Give back exactly the lines from the one containing "What's the underlying" through the end of the records, including both, and no others.
-- Input data follows --
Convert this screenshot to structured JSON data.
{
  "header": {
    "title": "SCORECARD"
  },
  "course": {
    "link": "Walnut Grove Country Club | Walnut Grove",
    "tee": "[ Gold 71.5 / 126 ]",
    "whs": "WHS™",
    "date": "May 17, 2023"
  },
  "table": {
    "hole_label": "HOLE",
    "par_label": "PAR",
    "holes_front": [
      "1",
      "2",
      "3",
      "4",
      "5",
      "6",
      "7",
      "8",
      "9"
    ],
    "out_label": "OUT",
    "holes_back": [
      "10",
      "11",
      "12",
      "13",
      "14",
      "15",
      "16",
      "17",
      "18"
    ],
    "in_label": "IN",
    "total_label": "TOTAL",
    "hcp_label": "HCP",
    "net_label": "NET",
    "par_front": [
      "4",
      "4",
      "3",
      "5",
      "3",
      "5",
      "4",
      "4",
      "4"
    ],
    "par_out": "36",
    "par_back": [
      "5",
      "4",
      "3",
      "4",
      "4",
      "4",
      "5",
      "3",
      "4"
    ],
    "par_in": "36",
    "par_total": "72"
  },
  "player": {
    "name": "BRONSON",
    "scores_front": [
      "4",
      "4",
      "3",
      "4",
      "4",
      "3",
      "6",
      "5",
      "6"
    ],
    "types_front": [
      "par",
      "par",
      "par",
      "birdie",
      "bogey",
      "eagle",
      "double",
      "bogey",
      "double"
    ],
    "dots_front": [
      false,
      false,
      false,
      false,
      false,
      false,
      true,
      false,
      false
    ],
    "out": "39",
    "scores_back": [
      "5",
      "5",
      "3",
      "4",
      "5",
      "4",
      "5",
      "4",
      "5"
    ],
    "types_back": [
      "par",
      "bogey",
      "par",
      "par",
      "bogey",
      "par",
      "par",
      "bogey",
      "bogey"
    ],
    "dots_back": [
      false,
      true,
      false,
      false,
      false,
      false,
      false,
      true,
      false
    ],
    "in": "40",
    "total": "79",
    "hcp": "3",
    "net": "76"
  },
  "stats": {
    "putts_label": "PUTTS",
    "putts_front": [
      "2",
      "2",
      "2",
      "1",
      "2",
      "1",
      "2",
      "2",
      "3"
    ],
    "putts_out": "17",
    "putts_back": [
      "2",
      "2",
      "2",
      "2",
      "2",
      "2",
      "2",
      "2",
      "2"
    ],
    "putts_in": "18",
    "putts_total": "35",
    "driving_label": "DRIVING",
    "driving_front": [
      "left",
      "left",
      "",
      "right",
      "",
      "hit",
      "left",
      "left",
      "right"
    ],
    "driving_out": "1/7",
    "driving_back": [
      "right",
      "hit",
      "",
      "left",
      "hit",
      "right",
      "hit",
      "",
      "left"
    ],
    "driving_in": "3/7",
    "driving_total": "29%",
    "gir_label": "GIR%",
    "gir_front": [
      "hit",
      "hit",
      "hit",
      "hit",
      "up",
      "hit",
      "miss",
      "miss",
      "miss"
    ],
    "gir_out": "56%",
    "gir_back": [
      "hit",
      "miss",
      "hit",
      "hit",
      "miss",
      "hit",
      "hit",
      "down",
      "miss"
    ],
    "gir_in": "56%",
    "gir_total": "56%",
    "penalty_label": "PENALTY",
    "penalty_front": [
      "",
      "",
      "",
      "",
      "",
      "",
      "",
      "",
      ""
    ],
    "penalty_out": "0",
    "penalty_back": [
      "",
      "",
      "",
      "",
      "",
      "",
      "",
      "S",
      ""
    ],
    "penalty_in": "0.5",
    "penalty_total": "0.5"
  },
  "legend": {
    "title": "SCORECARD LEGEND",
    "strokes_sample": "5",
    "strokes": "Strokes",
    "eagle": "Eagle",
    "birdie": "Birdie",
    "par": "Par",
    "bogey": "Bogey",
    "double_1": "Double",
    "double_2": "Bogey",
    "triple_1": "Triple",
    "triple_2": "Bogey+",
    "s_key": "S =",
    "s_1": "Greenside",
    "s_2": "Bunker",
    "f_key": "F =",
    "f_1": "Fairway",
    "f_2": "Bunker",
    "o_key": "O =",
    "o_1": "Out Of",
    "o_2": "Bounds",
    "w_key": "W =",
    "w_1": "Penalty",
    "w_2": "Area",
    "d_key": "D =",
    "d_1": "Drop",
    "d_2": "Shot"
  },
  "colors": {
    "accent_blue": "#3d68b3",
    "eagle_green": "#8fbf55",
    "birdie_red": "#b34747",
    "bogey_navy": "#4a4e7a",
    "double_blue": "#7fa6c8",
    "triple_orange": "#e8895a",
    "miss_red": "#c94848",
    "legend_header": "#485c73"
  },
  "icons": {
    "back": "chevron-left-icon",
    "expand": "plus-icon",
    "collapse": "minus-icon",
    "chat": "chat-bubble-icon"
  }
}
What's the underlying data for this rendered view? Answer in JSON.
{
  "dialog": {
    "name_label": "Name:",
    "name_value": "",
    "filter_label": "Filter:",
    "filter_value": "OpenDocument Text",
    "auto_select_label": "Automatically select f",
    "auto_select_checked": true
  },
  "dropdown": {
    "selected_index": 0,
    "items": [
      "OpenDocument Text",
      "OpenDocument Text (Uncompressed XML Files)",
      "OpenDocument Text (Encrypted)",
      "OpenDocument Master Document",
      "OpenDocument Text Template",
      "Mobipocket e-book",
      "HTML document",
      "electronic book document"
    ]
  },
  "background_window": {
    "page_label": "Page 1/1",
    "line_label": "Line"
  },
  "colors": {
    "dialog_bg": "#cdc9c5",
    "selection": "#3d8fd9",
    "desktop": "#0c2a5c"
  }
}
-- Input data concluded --
→ **Response area**:
What's the underlying data for this rendered view? Answer in JSON.
{
  "dialog": {
    "name_label": "Name:",
    "name_value": "",
    "filter_label": "Filter:",
    "filter_value": "OpenDocument Text",
    "auto_select_label": "Automatically select f",
    "auto_select_checked": true
  },
  "dropdown": {
    "selected_index": 0,
    "items": [
      "OpenDocument Text",
      "OpenDocument Text (Uncompressed XML Files)",
      "OpenDocument Text (Encrypted)",
      "OpenDocument Master Document",
      "OpenDocument Text Template",
      "Mobipocket e-book",
      "HTML document",
      "electronic book document"
    ]
  },
  "background_window": {
    "page_label": "Page 1/1",
    "line_label": "Line"
  },
  "colors": {
    "dialog_bg": "#cdc9c5",
    "selection": "#3d8fd9",
    "desktop": "#0c2a5c"
  }
}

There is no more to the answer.